ASU will announce a decision about its Summer II Semester course delivery around May 15 and the Fall Semester at the end of the month or in early June. The school’s Maymester, Summer I and full Summer Semester courses will be delivered online while scheduled, face-to-face classes have been canceled or moved online.
Bill Smith, associate vice chancellor for communications and marketing, said ASU and its fellow academic institutions have taken inspiration from Indonesia, where higher education has persevered online in the wake of natural disasters like tsunamis.
“Keep in mind one of our degree programs is disaster preparedness here,” Smith said. “And it kind of struck us that makes sense.”
Outlasting the slow moving wave of a pandemic may be no picnic, Smith said, but ASU has learned how to manage in cyberspace and, with each day, it becomes better equipped to offer upcoming semesters the same way if necessary.
“We’ve met this challenge,” Smith said. “If we have to keep doing it there’s a confidence that we know we can.”
Last week Gov. Asa Hutchinson appointed a 27-member economic recovery task force composed of business, association, chamber of commerce and employment sector leaders, including ASU System President Chuck Welch. Hutchinson set May 4 as the date he hopes to begin easing restrictions in the state, which would follow White House guidelines for a three-phase reopening.
In his message, Damphousse said the dates and details of the Summer II and Fall Semester announcements depend on the success of the Phase One and Two reopenings, which hinge on a continued downward trajectory of virus symptoms and cases, adequate testing and availability of hospital care for all patients without crisis care.
Phase One could include opening gyms (including ASU’s Red W.O.L.F. Center) non-essential businesses, large venues and a return to work for some employees while Phase Two would include the reopening of schools.
“The chancellor and the executive committee and the academic leadership are talking about a wide range of possibilities for the fall,” Smith said. “But as we’ve seen, you have to wait until that moment comes before you make decisions. What allows you to wait until that moment is planning, and if there’s anything we’ve done at Arkansas State for 2020 it’s planning things.”
ASU’s Fall 2019 enrollment was 13,891 and its budget for 2019-2020 was set at $284.8 million. The school charges $8,900 a year for in-state tuition and fees and $15,860 for out-of-state tuition and fees.
The school is calculating refunds for housing, meal and Flex plans and is in the process of manually crediting students’ accounts. Amounts should be posted by April 29 with refunds for eligible students processed by May 5, Damphousse said.

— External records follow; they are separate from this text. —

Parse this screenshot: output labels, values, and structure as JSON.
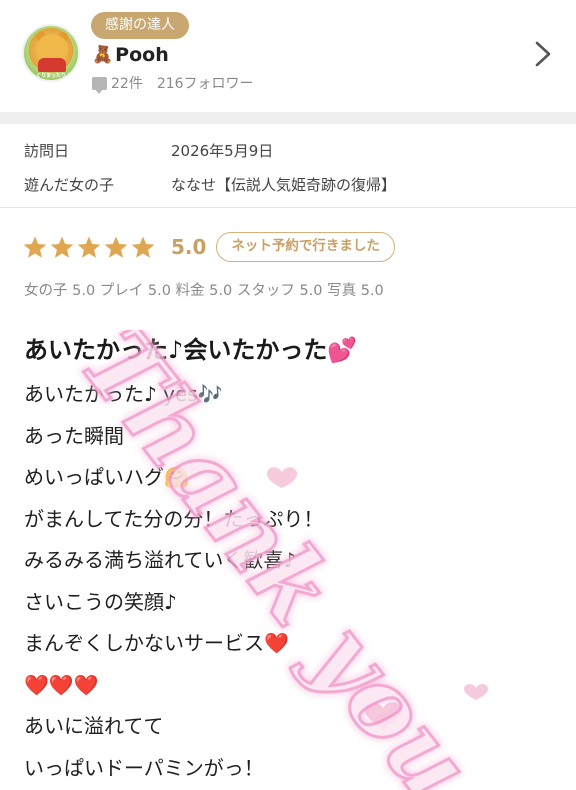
{
  "profile": {
    "badge": "感謝の達人",
    "avatar_text": "ゆっくりまったりよろしく",
    "name_emoji": "🧸",
    "name": "Pooh",
    "review_count": "22件",
    "followers": "216フォロワー"
  },
  "visit": {
    "date_label": "訪問日",
    "date_value": "2026年5月9日",
    "girl_label": "遊んだ女の子",
    "girl_value": "ななせ【伝説人気姫奇跡の復帰】"
  },
  "rating": {
    "stars": 5,
    "score": "5.0",
    "reservation_badge": "ネット予約で行きました",
    "sub_scores": "女の子 5.0  プレイ 5.0  料金 5.0  スタッフ 5.0  写真 5.0"
  },
  "review": {
    "title": "あいたかった♪会いたかった💕",
    "lines": [
      "あいたかった♪    yes🎶",
      "あった瞬間",
      "めいっぱいハグ🤗",
      "がまんしてた分の分！たっぷり！",
      "みるみる満ち溢れていく歓喜♪",
      "さいこうの笑顔♪",
      "まんぞくしかないサービス❤️",
      "❤️❤️❤️",
      "あいに溢れてて",
      "いっぱいドーパミンがっ！"
    ]
  },
  "watermark": "Thank you",
  "colors": {
    "gold": "#c9a063",
    "badge_bg": "#c8a870",
    "star": "#e0a752",
    "watermark_pink": "#f7b8dc"
  }
}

Additionally, Damphousse has appointed a number of ASU officials and campus leaders to its CARES Act ResponseTeam (CART), which will make recommendations for the distribution of the $4.6 million in emergency assistance ASU will receive under the act.
With the present in flux and the future not settled, Smith said the university is finding it can still host events and some extracurriculars.
In a bit of irony Saturday, the school held its eSports online gaming conference online, as opposed to bringing the gamers on campus, in cooperation with New York Institute of Technology. ASU also shifted this week’s research event Create@State online, streaming the student presentations on its YouTube page and broadcasting on ASU-TV and local cable systems.
Music faculty have been holding Facebook Live and YouTube recitals and, for the first time, new student orientation will be conducted online with a virtual campus tour featuring guided video commentary from student leaders and 360 degree views.
“It’s good to know where the library is but it might be more important for them to know where the library links are online,” Smith said.